Bound by College Street to the North, Queen Street to the South, University Avenue to the West and Yonge Street to the East, the Ward was where many newcomers first settled from the mid-1800s to the mid-1900s.
Bound by College Street to the North, Queen Street to the South, University Avenue to the West and Yonge Street to the East, the Ward was where many newcomers from the mid 19th century to the mid 20th centruy first settled. It was a densely populated neighbourhood and at various points home to African-Canadians, refugees from the Irish Potato Famine, African-Americans who escaped slavery through the Underground Railroad, Russian and Eastern European Jews, Italian and Chinese migrants, and many more.
Prior to this, the site where the exhibition now stands was located south of a sacred Indigenous river later known as Taddle Creek (Lorinc, 2016), with the sacred land where the modern city of Toronto now stands being the site of human activity for at least 15,000 years prior to the period discussed in this exhibition.

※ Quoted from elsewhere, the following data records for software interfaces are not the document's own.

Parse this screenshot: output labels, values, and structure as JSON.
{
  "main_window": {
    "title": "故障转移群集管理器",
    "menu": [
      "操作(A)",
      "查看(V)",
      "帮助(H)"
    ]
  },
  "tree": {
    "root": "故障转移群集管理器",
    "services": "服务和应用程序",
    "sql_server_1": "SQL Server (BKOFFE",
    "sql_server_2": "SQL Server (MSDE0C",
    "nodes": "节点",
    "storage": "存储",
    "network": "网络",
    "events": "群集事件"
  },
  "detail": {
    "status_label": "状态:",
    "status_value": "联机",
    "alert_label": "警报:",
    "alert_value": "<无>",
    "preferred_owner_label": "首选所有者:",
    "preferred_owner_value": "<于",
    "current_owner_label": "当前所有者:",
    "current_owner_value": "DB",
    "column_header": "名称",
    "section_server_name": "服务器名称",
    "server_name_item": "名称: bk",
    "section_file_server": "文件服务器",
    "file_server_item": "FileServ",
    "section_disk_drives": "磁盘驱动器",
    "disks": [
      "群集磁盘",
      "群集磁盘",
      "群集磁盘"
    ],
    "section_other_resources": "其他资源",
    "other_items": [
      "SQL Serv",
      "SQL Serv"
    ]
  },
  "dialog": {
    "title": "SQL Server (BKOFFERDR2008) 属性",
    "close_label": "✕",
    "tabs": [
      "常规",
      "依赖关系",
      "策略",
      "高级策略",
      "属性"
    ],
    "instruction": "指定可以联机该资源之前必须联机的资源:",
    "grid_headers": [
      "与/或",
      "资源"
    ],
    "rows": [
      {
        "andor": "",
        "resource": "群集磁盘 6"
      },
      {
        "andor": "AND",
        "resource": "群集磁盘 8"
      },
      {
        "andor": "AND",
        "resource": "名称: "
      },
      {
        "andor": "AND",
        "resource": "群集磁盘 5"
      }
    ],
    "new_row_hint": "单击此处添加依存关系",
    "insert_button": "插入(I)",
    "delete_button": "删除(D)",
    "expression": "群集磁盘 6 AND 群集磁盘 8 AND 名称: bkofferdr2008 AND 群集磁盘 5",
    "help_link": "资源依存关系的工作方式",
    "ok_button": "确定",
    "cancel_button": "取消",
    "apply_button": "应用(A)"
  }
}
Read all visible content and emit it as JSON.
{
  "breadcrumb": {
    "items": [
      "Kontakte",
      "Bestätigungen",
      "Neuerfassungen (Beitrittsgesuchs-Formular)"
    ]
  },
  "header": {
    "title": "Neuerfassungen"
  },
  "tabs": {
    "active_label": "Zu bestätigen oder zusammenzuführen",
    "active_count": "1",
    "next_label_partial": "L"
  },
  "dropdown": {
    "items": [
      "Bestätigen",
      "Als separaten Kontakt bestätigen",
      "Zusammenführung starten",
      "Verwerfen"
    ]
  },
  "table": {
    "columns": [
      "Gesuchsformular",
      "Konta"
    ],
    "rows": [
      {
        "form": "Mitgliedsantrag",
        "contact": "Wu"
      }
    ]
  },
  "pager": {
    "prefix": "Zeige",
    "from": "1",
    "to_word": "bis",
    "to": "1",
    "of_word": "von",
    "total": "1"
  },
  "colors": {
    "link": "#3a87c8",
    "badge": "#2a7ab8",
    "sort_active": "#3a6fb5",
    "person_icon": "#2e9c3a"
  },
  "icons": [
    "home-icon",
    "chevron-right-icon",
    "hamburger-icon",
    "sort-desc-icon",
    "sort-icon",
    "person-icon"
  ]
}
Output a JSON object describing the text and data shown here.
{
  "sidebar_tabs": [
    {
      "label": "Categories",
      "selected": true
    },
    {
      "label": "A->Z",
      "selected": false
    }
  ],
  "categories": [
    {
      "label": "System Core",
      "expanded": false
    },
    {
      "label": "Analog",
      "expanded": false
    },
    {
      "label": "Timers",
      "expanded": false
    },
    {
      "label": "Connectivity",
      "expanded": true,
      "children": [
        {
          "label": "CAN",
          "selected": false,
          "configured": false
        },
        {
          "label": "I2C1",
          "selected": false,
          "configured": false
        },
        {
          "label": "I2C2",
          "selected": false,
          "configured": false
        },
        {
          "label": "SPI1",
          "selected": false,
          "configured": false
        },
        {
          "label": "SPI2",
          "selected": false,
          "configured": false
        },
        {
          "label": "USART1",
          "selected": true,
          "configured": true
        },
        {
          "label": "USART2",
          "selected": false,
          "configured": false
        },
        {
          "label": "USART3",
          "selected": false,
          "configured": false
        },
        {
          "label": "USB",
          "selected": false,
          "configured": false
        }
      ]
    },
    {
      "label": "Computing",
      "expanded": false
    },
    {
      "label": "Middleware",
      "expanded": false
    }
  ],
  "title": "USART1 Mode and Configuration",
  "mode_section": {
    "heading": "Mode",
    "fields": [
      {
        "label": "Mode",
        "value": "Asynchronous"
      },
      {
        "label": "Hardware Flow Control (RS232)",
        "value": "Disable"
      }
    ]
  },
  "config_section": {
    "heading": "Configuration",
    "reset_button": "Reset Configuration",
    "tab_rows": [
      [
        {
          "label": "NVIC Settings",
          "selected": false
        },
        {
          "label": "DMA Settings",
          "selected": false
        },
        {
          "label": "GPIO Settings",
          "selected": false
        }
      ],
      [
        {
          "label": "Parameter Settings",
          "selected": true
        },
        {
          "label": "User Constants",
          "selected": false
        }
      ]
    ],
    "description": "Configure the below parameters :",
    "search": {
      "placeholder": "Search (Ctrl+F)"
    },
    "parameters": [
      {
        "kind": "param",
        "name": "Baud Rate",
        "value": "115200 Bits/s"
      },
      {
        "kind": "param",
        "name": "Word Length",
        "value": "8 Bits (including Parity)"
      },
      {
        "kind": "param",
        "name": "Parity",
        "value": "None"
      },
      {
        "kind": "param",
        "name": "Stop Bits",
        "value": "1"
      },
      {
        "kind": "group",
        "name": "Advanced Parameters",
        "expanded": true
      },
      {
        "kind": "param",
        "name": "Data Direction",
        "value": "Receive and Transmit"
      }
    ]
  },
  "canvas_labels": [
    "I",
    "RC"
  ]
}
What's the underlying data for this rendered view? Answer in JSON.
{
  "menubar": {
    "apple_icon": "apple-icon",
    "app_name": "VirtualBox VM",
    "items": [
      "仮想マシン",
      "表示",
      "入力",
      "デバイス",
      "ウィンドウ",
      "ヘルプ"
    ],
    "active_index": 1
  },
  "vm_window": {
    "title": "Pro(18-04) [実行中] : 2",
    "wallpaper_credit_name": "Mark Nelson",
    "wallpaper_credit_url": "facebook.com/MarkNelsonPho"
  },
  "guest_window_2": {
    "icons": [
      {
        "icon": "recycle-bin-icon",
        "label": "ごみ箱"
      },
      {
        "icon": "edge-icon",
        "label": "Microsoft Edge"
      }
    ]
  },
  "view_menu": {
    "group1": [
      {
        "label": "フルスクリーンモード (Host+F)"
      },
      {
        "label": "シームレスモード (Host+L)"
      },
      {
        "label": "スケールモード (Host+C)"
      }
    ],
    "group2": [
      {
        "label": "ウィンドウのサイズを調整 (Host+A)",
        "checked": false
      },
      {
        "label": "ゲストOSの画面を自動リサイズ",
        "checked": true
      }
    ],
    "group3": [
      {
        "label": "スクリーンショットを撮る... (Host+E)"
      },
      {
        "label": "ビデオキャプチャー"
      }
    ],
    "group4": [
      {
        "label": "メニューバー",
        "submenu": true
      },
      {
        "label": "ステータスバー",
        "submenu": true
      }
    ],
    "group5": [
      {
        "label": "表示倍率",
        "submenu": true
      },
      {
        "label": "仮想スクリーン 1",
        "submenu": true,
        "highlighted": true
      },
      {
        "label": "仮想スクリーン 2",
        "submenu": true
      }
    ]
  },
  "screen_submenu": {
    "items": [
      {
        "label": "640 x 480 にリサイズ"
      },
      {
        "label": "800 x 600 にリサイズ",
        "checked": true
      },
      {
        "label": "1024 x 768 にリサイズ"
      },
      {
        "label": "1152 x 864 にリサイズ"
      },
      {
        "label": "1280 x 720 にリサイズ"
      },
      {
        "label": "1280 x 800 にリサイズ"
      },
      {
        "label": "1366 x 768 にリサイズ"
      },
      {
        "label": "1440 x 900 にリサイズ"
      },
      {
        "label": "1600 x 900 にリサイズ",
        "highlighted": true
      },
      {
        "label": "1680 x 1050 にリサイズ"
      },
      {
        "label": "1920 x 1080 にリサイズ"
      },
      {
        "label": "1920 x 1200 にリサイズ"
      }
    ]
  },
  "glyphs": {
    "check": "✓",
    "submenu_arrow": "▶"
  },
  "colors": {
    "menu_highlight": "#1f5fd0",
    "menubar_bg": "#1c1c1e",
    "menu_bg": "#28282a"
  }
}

The land is the territory of the Huron-Wendat and Petun First Nations, the Seneca, and most recently, the Mississaugas of the Credit River (Ontario First Nations Maps, 2016).
Former residents of the Ward included: Thorton and Lucie Blackburn, African-Americans who escaped slavery and who became wealthy landowners and owners of Toronto’s first taxi company; Francis G. Simpson Sr., a shoemaker who lived at 31 Centre Street (7 Centre Avenue) and was a reputed conductor of the Underground Railroad; Edward Lye (90 Sayer/Chestnut Street), a famous organ maker and founder of Edward Lye and Sons Organ Company; Rev. Thomas Jackson, one of the last Ministers of the BME church on 94 Chestnut St.; Edward Pasquale, a grocer and the founder of the Unico and Gallo brands; Bertrand Joseph (BJ) Spencer Pitt, a prominent lawyer who once lived at 123 Chestnut St. and then at 168 Dundas St., who was also the uncle of the Hon. Romain W. Pitt, a retired Ontario Superior Court Justice; Judge George Carter, a former resident of 10 Walton St. who articled for BJ Spencer Pitt; and many more.
The Ward was an attractive area for newcomers due to its affordable housing and proximity to downtown workplaces. The majority of people who settled in the Ward were predominantly working class. In most cases, the living conditions were poor, homes were overcrowded and often lacked proper heating and sanitation. Infant mortality was high. Families often left as soon as they were able to afford the move – typically staying no longer than five years.
In 1911 an investigation by the City of Toronto’s Department of Health documented in detail the poor living conditions in the Ward. These reports sparked heated political debates that eventually led to the demise of the area. Slowly, amid protest, individuals and communities were pushed out. Businesses, churches, synagogues, theatres, and shops closed as residents were moved out and buildings were demolished to make way for hospitals, government buildings, Eaton’s Department Store, a bus terminal, New City Hall and Nathan Phillip Square.
With so few buildings from the historic neighbourhood remaining the stories and images of former Ward residents and their descendants must play a central role in helping us to better understand what it was like to live in the area. Through the sharing of these stories we recognize the legacy of the Ward and how, even today, it continues to inspire our aspirations for the city’s future.
Please click on any of the images below to begin exploring stories of the Ward.